### REQUIRED ACTION
What is needed is every line of the material that contains "requests".

BEGIN SUPPLIED DATA

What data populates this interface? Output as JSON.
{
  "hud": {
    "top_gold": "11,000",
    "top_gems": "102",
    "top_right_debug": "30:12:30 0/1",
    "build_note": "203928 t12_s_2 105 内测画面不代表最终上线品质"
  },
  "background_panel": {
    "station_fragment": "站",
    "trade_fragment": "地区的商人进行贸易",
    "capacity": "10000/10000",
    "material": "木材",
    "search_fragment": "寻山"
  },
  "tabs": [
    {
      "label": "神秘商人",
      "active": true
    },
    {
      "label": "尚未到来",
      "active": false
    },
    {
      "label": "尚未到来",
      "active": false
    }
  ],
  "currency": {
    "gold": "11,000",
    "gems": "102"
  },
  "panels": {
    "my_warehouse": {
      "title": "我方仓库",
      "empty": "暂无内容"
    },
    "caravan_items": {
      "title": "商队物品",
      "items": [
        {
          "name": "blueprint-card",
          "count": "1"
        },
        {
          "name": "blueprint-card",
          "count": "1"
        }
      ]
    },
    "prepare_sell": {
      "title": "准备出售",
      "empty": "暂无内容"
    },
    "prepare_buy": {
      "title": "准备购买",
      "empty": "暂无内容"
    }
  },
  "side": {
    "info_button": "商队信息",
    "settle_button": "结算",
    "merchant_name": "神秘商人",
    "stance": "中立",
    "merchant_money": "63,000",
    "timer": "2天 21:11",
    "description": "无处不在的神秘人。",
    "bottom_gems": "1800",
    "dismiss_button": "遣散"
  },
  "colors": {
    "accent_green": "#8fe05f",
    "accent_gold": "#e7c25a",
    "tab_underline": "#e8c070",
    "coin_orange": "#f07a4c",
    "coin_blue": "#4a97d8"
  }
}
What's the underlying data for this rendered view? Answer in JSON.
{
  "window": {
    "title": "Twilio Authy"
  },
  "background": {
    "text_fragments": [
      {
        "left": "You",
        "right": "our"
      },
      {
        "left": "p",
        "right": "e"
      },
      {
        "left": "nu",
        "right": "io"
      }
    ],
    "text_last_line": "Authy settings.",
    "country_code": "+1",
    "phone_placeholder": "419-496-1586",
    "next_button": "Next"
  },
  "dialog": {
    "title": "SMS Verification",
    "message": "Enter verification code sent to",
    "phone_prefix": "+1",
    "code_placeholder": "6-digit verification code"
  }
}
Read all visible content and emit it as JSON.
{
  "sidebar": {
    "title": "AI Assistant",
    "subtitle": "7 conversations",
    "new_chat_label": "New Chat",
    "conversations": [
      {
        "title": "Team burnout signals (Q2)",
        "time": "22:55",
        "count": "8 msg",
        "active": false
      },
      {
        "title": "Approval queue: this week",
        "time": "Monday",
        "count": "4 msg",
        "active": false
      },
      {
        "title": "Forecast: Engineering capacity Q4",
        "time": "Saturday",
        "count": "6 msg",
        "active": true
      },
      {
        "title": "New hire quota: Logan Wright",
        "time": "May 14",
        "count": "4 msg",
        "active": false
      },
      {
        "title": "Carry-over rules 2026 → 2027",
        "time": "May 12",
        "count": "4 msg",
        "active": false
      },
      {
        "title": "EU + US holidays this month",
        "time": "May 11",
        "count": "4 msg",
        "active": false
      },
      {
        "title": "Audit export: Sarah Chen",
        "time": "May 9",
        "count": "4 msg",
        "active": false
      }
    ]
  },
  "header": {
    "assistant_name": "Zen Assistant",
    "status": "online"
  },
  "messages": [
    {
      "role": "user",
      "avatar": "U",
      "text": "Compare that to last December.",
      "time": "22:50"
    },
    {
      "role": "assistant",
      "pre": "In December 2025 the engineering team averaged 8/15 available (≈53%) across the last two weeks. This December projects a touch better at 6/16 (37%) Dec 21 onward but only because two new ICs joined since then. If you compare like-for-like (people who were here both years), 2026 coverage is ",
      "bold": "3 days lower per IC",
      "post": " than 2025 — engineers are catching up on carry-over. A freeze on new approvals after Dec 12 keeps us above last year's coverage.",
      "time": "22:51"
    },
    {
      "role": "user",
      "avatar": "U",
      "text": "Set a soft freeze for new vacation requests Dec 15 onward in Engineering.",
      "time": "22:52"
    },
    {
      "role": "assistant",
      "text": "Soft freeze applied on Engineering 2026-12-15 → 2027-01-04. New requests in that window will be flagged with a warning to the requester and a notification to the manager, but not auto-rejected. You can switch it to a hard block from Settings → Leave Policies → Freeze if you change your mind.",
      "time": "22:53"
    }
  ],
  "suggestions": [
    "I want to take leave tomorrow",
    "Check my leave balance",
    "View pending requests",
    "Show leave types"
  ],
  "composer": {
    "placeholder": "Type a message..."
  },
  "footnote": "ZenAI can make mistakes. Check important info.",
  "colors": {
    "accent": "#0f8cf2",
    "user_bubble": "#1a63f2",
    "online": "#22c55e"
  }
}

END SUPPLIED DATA

### RESULT OF THE EXERCISE
      "text": "Set a soft freeze for new vacation requests Dec 15 onward in Engineering.",
      "text": "Soft freeze applied on Engineering 2026-12-15 → 2027-01-04. New requests in that window will be flagged with a warning to the requester and a notification to the manager, but not auto-rejected. You can switch it to a hard block from Settings → Leave Policies → Freeze if you change your mind.",
    "View pending requests",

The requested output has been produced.